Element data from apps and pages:
◆ ◆ ◆ ◆ ◆ ◆ ◆

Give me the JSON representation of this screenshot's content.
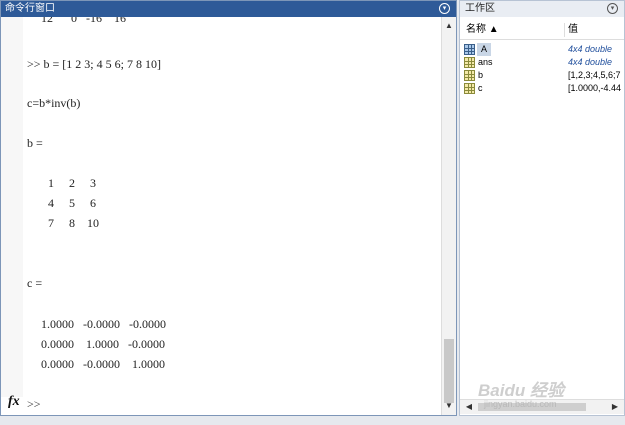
{
  "command_window": {
    "title": "命令行窗口",
    "menu_glyph": "▾",
    "lines": [
      {
        "text": "  12      0   -16    16"
      },
      {
        "text": ">> b = [1 2 3; 4 5 6; 7 8 10]"
      },
      {
        "text": "c=b*inv(b)"
      },
      {
        "text": "b ="
      },
      {
        "text": "     1     2     3"
      },
      {
        "text": "     4     5     6"
      },
      {
        "text": "     7     8    10"
      },
      {
        "text": "c ="
      },
      {
        "text": "    1.0000   -0.0000   -0.0000"
      },
      {
        "text": "    0.0000    1.0000   -0.0000"
      },
      {
        "text": "    0.0000   -0.0000    1.0000"
      }
    ],
    "fx_label": "fx",
    "prompt": ">>",
    "scroll_up": "▲",
    "scroll_down": "▼"
  },
  "workspace": {
    "title": "工作区",
    "menu_glyph": "▾",
    "col_name": "名称 ▲",
    "col_value": "值",
    "rows": [
      {
        "name": "A",
        "value": "4x4 double"
      },
      {
        "name": "ans",
        "value": "4x4 double"
      },
      {
        "name": "b",
        "value": "[1,2,3;4,5,6;7"
      },
      {
        "name": "c",
        "value": "[1.0000,-4.44"
      }
    ],
    "scroll_left": "◀",
    "scroll_right": "▶"
  },
  "watermark": {
    "text": "Baidu 经验",
    "sub": "jingyan.baidu.com"
  }
}
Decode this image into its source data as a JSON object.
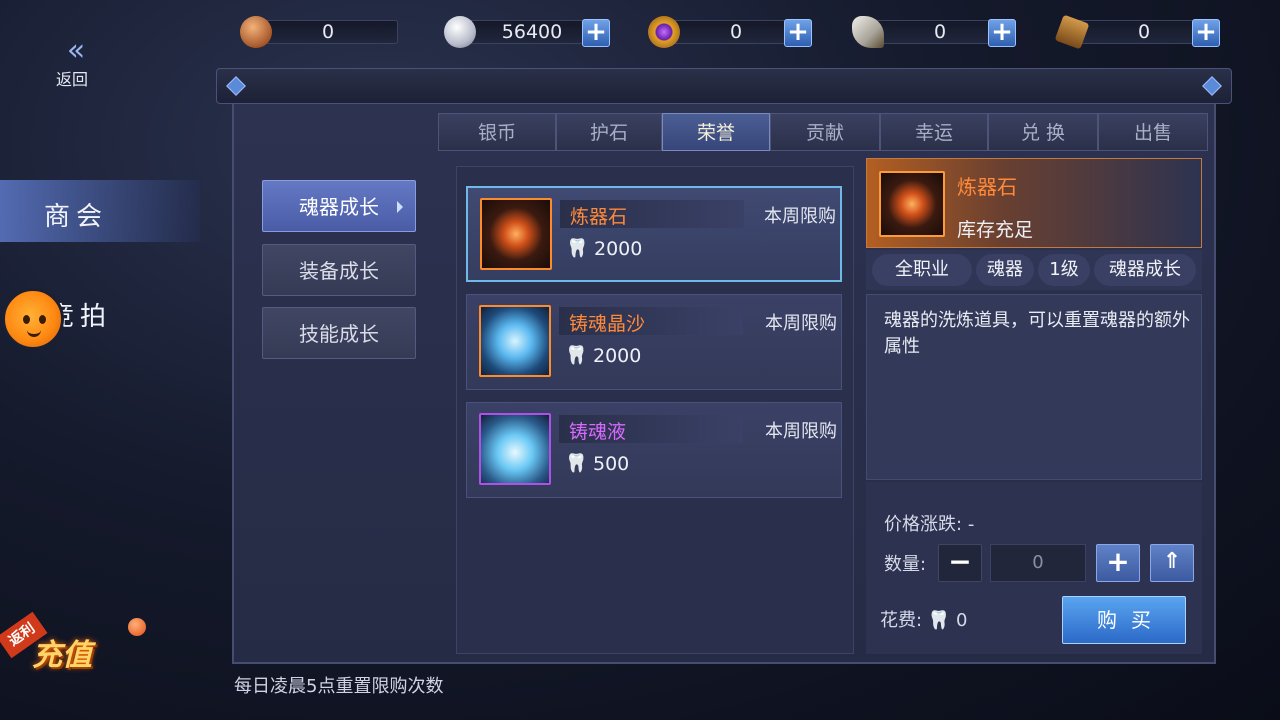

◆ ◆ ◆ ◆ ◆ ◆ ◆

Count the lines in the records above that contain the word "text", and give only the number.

--- Answer box ---
12